* _Exercise aim_:
Once you have read the records, output them exactly.
----
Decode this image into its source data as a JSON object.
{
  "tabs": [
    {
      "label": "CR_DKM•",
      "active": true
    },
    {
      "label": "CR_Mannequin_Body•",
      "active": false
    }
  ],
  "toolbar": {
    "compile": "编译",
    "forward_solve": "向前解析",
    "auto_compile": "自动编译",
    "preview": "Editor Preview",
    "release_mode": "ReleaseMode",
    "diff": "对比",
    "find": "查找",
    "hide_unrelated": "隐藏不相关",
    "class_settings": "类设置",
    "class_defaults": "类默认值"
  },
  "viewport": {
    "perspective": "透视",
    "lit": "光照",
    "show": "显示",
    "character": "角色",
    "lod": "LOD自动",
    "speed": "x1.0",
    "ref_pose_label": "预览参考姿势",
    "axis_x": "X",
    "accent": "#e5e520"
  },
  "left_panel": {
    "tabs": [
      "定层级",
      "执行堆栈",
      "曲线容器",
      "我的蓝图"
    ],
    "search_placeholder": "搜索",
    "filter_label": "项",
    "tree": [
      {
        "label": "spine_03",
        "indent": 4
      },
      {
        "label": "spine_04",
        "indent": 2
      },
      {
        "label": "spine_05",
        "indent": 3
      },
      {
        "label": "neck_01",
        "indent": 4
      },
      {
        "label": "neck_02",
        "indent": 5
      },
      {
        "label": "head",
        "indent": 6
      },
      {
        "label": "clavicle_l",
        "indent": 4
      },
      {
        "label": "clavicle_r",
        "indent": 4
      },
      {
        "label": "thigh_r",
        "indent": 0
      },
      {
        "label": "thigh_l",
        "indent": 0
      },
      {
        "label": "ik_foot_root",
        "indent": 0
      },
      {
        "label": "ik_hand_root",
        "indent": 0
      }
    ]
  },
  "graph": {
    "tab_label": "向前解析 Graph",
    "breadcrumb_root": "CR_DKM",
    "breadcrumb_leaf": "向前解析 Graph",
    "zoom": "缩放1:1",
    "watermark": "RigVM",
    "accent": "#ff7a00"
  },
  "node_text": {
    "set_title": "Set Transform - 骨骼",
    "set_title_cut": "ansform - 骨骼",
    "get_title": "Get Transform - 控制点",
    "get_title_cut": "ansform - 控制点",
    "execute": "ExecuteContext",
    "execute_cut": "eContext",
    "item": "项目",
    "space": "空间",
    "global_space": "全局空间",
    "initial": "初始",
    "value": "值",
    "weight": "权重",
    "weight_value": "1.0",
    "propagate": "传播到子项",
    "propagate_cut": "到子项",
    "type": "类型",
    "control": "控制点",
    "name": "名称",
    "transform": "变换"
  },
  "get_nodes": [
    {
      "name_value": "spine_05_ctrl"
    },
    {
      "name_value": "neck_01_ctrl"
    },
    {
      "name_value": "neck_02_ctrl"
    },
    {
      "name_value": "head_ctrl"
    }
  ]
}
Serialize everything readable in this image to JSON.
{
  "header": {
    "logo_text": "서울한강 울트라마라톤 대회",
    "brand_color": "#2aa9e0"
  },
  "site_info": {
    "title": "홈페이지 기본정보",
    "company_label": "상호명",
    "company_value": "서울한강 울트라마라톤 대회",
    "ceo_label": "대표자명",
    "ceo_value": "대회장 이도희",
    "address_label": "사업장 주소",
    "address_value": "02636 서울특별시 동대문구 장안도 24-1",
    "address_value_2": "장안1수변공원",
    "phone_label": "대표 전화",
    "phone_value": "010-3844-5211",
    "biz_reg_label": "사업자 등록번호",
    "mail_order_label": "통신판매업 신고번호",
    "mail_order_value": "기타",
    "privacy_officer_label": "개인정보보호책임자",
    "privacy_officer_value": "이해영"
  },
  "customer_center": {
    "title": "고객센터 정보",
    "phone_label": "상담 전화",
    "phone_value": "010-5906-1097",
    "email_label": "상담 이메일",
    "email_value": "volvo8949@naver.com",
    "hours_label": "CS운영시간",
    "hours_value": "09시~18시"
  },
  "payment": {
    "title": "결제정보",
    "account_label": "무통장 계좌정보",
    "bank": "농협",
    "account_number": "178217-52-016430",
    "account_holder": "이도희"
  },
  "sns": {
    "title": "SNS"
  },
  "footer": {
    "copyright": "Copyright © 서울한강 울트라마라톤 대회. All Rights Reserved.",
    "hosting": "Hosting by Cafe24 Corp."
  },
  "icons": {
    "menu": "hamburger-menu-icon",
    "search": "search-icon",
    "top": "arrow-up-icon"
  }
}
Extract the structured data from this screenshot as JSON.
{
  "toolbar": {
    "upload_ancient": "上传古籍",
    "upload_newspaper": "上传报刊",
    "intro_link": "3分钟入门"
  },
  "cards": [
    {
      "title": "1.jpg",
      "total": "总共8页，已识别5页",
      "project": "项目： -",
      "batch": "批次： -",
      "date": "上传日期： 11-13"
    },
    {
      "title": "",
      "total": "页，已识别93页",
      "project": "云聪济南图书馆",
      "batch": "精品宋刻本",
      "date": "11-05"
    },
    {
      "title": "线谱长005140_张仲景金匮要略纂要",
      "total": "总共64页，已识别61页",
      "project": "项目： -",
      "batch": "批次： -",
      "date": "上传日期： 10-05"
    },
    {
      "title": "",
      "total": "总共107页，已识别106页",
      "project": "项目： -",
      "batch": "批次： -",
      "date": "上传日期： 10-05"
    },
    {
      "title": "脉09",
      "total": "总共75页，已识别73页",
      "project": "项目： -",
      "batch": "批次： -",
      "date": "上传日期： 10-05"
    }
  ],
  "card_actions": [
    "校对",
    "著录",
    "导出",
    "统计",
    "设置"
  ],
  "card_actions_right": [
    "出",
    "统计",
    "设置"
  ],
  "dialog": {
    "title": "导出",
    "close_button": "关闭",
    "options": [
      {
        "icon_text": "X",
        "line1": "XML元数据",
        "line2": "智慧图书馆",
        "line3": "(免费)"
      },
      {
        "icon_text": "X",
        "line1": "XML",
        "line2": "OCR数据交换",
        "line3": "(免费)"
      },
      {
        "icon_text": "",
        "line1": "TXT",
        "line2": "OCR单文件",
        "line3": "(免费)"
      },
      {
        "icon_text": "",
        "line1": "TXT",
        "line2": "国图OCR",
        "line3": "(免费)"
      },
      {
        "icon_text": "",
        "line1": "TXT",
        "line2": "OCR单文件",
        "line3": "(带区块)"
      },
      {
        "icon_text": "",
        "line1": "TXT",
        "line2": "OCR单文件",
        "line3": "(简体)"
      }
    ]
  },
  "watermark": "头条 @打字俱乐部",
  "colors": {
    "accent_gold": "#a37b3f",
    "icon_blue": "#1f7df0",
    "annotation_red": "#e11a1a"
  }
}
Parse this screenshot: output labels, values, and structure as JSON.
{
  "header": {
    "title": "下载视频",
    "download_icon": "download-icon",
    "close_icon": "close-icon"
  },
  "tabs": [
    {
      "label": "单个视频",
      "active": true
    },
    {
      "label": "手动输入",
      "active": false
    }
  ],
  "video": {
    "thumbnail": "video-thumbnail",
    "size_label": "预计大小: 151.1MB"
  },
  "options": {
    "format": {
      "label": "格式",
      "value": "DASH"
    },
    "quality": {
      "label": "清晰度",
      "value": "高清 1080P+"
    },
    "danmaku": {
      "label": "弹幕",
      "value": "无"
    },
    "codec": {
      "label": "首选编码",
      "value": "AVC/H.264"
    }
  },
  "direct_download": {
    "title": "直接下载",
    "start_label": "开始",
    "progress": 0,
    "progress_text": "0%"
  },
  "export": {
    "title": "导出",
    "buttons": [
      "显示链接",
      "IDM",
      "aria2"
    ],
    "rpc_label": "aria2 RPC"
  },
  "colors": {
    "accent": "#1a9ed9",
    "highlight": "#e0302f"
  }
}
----
* _Task output_:
Decode this image into its source data as a JSON object.
{
  "tabs": [
    {
      "label": "CR_DKM•",
      "active": true
    },
    {
      "label": "CR_Mannequin_Body•",
      "active": false
    }
  ],
  "toolbar": {
    "compile": "编译",
    "forward_solve": "向前解析",
    "auto_compile": "自动编译",
    "preview": "Editor Preview",
    "release_mode": "ReleaseMode",
    "diff": "对比",
    "find": "查找",
    "hide_unrelated": "隐藏不相关",
    "class_settings": "类设置",
    "class_defaults": "类默认值"
  },
  "viewport": {
    "perspective": "透视",
    "lit": "光照",
    "show": "显示",
    "character": "角色",
    "lod": "LOD自动",
    "speed": "x1.0",
    "ref_pose_label": "预览参考姿势",
    "axis_x": "X",
    "accent": "#e5e520"
  },
  "left_panel": {
    "tabs": [
      "定层级",
      "执行堆栈",
      "曲线容器",
      "我的蓝图"
    ],
    "search_placeholder": "搜索",
    "filter_label": "项",
    "tree": [
      {
        "label": "spine_03",
        "indent": 4
      },
      {
        "label": "spine_04",
        "indent": 2
      },
      {
        "label": "spine_05",
        "indent": 3
      },
      {
        "label": "neck_01",
        "indent": 4
      },
      {
        "label": "neck_02",
        "indent": 5
      },
      {
        "label": "head",
        "indent": 6
      },
      {
        "label": "clavicle_l",
        "indent": 4
      },
      {
        "label": "clavicle_r",
        "indent": 4
      },
      {
        "label": "thigh_r",
        "indent": 0
      },
      {
        "label": "thigh_l",
        "indent": 0
      },
      {
        "label": "ik_foot_root",
        "indent": 0
      },
      {
        "label": "ik_hand_root",
        "indent": 0
      }
    ]
  },
  "graph": {
    "tab_label": "向前解析 Graph",
    "breadcrumb_root": "CR_DKM",
    "breadcrumb_leaf": "向前解析 Graph",
    "zoom": "缩放1:1",
    "watermark": "RigVM",
    "accent": "#ff7a00"
  },
  "node_text": {
    "set_title": "Set Transform - 骨骼",
    "set_title_cut": "ansform - 骨骼",
    "get_title": "Get Transform - 控制点",
    "get_title_cut": "ansform - 控制点",
    "execute": "ExecuteContext",
    "execute_cut": "eContext",
    "item": "项目",
    "space": "空间",
    "global_space": "全局空间",
    "initial": "初始",
    "value": "值",
    "weight": "权重",
    "weight_value": "1.0",
    "propagate": "传播到子项",
    "propagate_cut": "到子项",
    "type": "类型",
    "control": "控制点",
    "name": "名称",
    "transform": "变换"
  },
  "get_nodes": [
    {
      "name_value": "spine_05_ctrl"
    },
    {
      "name_value": "neck_01_ctrl"
    },
    {
      "name_value": "neck_02_ctrl"
    },
    {
      "name_value": "head_ctrl"
    }
  ]
}
Serialize everything readable in this image to JSON.
{
  "header": {
    "logo_text": "서울한강 울트라마라톤 대회",
    "brand_color": "#2aa9e0"
  },
  "site_info": {
    "title": "홈페이지 기본정보",
    "company_label": "상호명",
    "company_value": "서울한강 울트라마라톤 대회",
    "ceo_label": "대표자명",
    "ceo_value": "대회장 이도희",
    "address_label": "사업장 주소",
    "address_value": "02636 서울특별시 동대문구 장안도 24-1",
    "address_value_2": "장안1수변공원",
    "phone_label": "대표 전화",
    "phone_value": "010-3844-5211",
    "biz_reg_label": "사업자 등록번호",
    "mail_order_label": "통신판매업 신고번호",
    "mail_order_value": "기타",
    "privacy_officer_label": "개인정보보호책임자",
    "privacy_officer_value": "이해영"
  },
  "customer_center": {
    "title": "고객센터 정보",
    "phone_label": "상담 전화",
    "phone_value": "010-5906-1097",
    "email_label": "상담 이메일",
    "email_value": "volvo8949@naver.com",
    "hours_label": "CS운영시간",
    "hours_value": "09시~18시"
  },
  "payment": {
    "title": "결제정보",
    "account_label": "무통장 계좌정보",
    "bank": "농협",
    "account_number": "178217-52-016430",
    "account_holder": "이도희"
  },
  "sns": {
    "title": "SNS"
  },
  "footer": {
    "copyright": "Copyright © 서울한강 울트라마라톤 대회. All Rights Reserved.",
    "hosting": "Hosting by Cafe24 Corp."
  },
  "icons": {
    "menu": "hamburger-menu-icon",
    "search": "search-icon",
    "top": "arrow-up-icon"
  }
}
Extract the structured data from this screenshot as JSON.
{
  "toolbar": {
    "upload_ancient": "上传古籍",
    "upload_newspaper": "上传报刊",
    "intro_link": "3分钟入门"
  },
  "cards": [
    {
      "title": "1.jpg",
      "total": "总共8页，已识别5页",
      "project": "项目： -",
      "batch": "批次： -",
      "date": "上传日期： 11-13"
    },
    {
      "title": "",
      "total": "页，已识别93页",
      "project": "云聪济南图书馆",
      "batch": "精品宋刻本",
      "date": "11-05"
    },
    {
      "title": "线谱长005140_张仲景金匮要略纂要",
      "total": "总共64页，已识别61页",
      "project": "项目： -",
      "batch": "批次： -",
      "date": "上传日期： 10-05"
    },
    {
      "title": "",
      "total": "总共107页，已识别106页",
      "project": "项目： -",
      "batch": "批次： -",
      "date": "上传日期： 10-05"
    },
    {
      "title": "脉09",
      "total": "总共75页，已识别73页",
      "project": "项目： -",
      "batch": "批次： -",
      "date": "上传日期： 10-05"
    }
  ],
  "card_actions": [
    "校对",
    "著录",
    "导出",
    "统计",
    "设置"
  ],
  "card_actions_right": [
    "出",
    "统计",
    "设置"
  ],
  "dialog": {
    "title": "导出",
    "close_button": "关闭",
    "options": [
      {
        "icon_text": "X",
        "line1": "XML元数据",
        "line2": "智慧图书馆",
        "line3": "(免费)"
      },
      {
        "icon_text": "X",
        "line1": "XML",
        "line2": "OCR数据交换",
        "line3": "(免费)"
      },
      {
        "icon_text": "",
        "line1": "TXT",
        "line2": "OCR单文件",
        "line3": "(免费)"
      },
      {
        "icon_text": "",
        "line1": "TXT",
        "line2": "国图OCR",
        "line3": "(免费)"
      },
      {
        "icon_text": "",
        "line1": "TXT",
        "line2": "OCR单文件",
        "line3": "(带区块)"
      },
      {
        "icon_text": "",
        "line1": "TXT",
        "line2": "OCR单文件",
        "line3": "(简体)"
      }
    ]
  },
  "watermark": "头条 @打字俱乐部",
  "colors": {
    "accent_gold": "#a37b3f",
    "icon_blue": "#1f7df0",
    "annotation_red": "#e11a1a"
  }
}
Parse this screenshot: output labels, values, and structure as JSON.
{
  "header": {
    "title": "下载视频",
    "download_icon": "download-icon",
    "close_icon": "close-icon"
  },
  "tabs": [
    {
      "label": "单个视频",
      "active": true
    },
    {
      "label": "手动输入",
      "active": false
    }
  ],
  "video": {
    "thumbnail": "video-thumbnail",
    "size_label": "预计大小: 151.1MB"
  },
  "options": {
    "format": {
      "label": "格式",
      "value": "DASH"
    },
    "quality": {
      "label": "清晰度",
      "value": "高清 1080P+"
    },
    "danmaku": {
      "label": "弹幕",
      "value": "无"
    },
    "codec": {
      "label": "首选编码",
      "value": "AVC/H.264"
    }
  },
  "direct_download": {
    "title": "直接下载",
    "start_label": "开始",
    "progress": 0,
    "progress_text": "0%"
  },
  "export": {
    "title": "导出",
    "buttons": [
      "显示链接",
      "IDM",
      "aria2"
    ],
    "rpc_label": "aria2 RPC"
  },
  "colors": {
    "accent": "#1a9ed9",
    "highlight": "#e0302f"
  }
}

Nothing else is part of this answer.